Microsoft has been revealing more and more features about Windows 8, including the new Metro interface shown above. That is what the standard desktop interface is going to look like in Windows 8. You’ll be able to click a ‘Desktop’ link to interact with older legacy applications (i.e. anything developed for Windows 7 or earlier) but clicking on the ‘Start’ menu is going to land you back in this tiled world. Microsoft is trying to add a breath of fresh air to their interface but I think they’ve simply introduced the wrong new thing.
Direction of Change
Introducing change to your UI is never a decision made lightly. Companies enter legal fights over ‘look and feel’ to make sure they have a unique design, something easily recognizable to anyone sitting down to use their product. Microsoft no doubt is hoping to make their UI memorable but I’m sure is nervous about how it will be received. In fact, they were so nervous about the upcoming changes to Windows Explorer in Windows 8 that they posted a blog entry about it. In it, they didn’t just go into detail about the changes, they discussed the entire history of the interface, the commands most often used, and then ended with an attempt to convince us why we needed the new ribbon UI on a file and folder browser. Microsoft is anxiously trying to get the word out now before the product’s release, likely to avoid any user backlash over getting used to the new way of doing things.
Part of their problem, though, is that they are introducing change in a way that most folks don’t appreciate. Windows 8’s Metro interface is essentially the Windows Phone 7 UI writ large. The problem is Windows Phone 7 hasn’t been in use long enough nor by enough people for the interface to feel more at home to more people. In fact, Microsoft just recently announced plans to increase sales personnel to push additional sales. And now, before the public has really had a chance to become used to this new tiled way of doing things, they are attempting to push it into the new Windows 8 deployment.

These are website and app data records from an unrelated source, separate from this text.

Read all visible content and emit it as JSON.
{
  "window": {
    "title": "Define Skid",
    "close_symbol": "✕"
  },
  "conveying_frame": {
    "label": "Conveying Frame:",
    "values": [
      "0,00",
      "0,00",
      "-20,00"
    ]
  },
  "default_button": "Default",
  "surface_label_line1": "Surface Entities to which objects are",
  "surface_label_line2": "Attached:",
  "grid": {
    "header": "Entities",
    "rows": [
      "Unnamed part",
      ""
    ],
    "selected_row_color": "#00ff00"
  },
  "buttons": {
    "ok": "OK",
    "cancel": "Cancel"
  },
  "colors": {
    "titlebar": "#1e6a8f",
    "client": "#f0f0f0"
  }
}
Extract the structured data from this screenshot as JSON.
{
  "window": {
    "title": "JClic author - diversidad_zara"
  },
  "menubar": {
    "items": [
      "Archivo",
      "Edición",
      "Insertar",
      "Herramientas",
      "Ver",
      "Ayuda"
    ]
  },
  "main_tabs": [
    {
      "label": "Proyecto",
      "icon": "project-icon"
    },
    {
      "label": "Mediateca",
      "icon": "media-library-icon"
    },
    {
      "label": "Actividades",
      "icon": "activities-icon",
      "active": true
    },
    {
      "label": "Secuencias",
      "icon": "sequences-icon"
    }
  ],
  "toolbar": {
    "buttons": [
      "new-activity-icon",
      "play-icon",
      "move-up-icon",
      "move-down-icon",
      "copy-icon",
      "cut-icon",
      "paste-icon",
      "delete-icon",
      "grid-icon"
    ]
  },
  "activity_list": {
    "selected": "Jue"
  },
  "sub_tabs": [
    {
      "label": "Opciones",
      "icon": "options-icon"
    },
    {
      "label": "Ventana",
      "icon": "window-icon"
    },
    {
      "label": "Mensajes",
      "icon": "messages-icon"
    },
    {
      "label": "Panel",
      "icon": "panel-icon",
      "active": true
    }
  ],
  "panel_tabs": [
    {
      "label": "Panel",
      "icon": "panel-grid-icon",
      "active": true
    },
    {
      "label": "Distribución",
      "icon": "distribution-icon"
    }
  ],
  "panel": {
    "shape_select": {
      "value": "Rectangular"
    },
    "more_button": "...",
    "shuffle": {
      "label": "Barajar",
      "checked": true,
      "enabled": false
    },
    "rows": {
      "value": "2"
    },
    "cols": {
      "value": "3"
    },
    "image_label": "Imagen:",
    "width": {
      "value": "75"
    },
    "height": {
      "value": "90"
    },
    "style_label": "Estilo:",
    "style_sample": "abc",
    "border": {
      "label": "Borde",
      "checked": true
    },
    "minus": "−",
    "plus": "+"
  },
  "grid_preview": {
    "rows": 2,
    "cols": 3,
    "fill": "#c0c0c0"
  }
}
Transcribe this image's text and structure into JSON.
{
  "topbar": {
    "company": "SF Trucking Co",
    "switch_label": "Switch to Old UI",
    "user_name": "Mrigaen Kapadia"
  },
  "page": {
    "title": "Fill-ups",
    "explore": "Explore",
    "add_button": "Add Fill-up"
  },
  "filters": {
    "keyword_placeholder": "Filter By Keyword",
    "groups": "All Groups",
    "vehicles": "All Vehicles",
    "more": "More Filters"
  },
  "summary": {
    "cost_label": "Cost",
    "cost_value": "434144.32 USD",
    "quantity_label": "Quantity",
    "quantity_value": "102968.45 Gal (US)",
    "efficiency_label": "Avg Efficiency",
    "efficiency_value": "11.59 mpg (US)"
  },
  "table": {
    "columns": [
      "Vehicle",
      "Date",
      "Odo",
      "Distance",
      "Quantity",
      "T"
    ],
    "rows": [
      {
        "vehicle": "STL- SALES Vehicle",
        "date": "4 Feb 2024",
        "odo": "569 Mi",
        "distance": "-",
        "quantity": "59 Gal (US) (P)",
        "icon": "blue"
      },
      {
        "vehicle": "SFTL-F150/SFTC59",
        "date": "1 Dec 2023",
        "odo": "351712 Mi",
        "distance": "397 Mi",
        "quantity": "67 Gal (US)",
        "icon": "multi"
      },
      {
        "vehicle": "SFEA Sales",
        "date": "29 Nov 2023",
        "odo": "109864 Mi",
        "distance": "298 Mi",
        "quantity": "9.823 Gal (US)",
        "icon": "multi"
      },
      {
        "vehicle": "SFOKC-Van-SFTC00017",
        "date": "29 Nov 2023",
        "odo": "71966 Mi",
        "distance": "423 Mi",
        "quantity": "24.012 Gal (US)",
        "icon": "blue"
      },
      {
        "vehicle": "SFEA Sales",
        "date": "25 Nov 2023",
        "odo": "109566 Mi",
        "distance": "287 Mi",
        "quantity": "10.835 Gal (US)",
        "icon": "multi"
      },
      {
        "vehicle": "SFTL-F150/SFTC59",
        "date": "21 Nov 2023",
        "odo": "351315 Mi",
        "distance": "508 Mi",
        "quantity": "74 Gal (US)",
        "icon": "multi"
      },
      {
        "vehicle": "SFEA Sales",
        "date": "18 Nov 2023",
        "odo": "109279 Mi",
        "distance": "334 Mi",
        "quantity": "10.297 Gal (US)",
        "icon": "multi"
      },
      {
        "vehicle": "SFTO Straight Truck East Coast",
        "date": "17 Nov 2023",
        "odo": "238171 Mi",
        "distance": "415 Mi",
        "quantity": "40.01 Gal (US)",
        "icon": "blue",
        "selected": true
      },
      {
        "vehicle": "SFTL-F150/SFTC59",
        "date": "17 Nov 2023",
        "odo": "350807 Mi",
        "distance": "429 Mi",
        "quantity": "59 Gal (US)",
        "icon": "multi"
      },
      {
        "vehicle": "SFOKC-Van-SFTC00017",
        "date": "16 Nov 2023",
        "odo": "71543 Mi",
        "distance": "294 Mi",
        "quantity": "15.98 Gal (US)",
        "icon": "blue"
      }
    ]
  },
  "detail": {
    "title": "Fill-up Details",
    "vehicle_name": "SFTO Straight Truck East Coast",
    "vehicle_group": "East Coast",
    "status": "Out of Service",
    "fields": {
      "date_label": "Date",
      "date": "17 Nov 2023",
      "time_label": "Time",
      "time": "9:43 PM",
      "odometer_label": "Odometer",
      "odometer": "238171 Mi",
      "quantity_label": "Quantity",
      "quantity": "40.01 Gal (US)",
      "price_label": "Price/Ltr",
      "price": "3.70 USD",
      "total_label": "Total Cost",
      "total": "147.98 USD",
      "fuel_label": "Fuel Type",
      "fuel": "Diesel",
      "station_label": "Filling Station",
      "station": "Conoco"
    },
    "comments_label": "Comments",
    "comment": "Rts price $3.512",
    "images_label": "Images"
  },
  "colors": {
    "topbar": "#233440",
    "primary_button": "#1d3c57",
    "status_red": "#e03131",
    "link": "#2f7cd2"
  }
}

At first blush, it would seem to be an attempt to steal a page from Apple’s playbook. Recall Steve Jobs’ “Back to the Mac” theme, where they discussed introducing iOS UI elements into OS X Lion? And in fact Launchpad is pretty much an iOS home screen with all of your apps and no groups. The difference is in the timing. Apple let the iOS experience percolate on iPhone, iPod Touch and then iPad before deciding to bring any elements back into the desktop. And even then, they didn’t make a radical departure. Perhaps bigger changes are coming. In fact, I’m certain of it. But Apple made the right move by easing folks into the iOS way of doing things first before introducing similar changes to an interface OS X users are very familiar with. In any event, the Windows 8 Metro interface is going to receive some pretty critical pushback from their userbase.